In today's Washington Post, Larry Summers expresses "relief" and "cynicism" over the bipartisan debt deal signed into law by his former boss on Tuesday. He also offers a decidedly grim economic forecast for the coming year -- a projection that won't sit well with Obama's re-election campaign:
On the current policy path, it would be surprising if growth were rapid enough to reduce unemployment even to 8.5 percent by the end of 2012. A substantial withdrawal of fiscal stimulus will occur when the payroll tax cuts expire at the end of the year. With growth at less than 1 percent in the first half of this year, the economy is effectively at a stall and facing the prospects of shocks from a European financial crisis that is decidedly not under control, spikes in oil prices and declines in business and household confidence. The indicators suggest that the economy has at least a 1-in-3 chance of falling back into recession if nothing new is done to raise demand and spur growth.
High unemployment, anemic growth, and a strong possibility of a double-dip? Fun! How can Obama save us? Summers has a few novel ideas:
First, the single largest and easiest method of deficit reduction available is the non-extension of the Bush tax cuts for upper incomes. President Obama should make clear that he will not accept their extension on any terms. Clarity on that trillion-dollar point, along with very modest entitlement reform, will be sufficient to hit current targets for deficit reduction. Second, it is essential that the payroll tax cut be extended and that further measures, such as infrastructure maintenance and extension of unemployment insurance, be taken to spur demand. There is still time to confirm Churchill’s maxim that the United States always does the right thing after exhausting all the alternatives.

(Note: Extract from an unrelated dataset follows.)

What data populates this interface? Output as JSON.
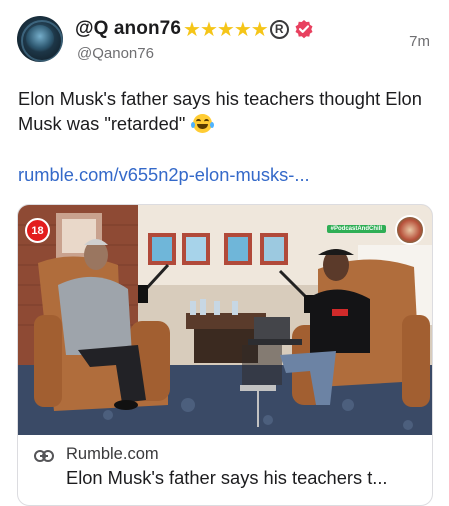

Higher taxes on small businesses and the rich, meaningless entitlement reform window-dressing, more expenditures on stimulus-style projects, and the extension of unemployment benefits beyond the existing eligibility window of nearly two years -- already a US record. Who's excited? I'll leave you with this paragraph from Summers' piece, the first sentence of which will be music to conservative debt deal opponents' ears. The rest...maybe not so much:
Despite claims of spending reductions in the range of $1 trillion, the agreements reached so far are likely to have little impact on actual spending over the next decade. The deal confirms the very low levels of spending already negotiated for 2011 and 2012 and caps 2013 spending about where most would have expected this Congress to end up.
In 2011 and 2012, the US federal government will spend approximately $7.5 Trillion, of which roughly 40 percent is borrowed money. Both of these figures are unprecedented in the history of this nation. I'm no Harvard economist, but I would love to know in what sense this constitutes "very low levels" of spending. To these lowly, untrained eyes, these numbers seem a lot more like "record levels of unpaid-for spending." Help me out here, Larry.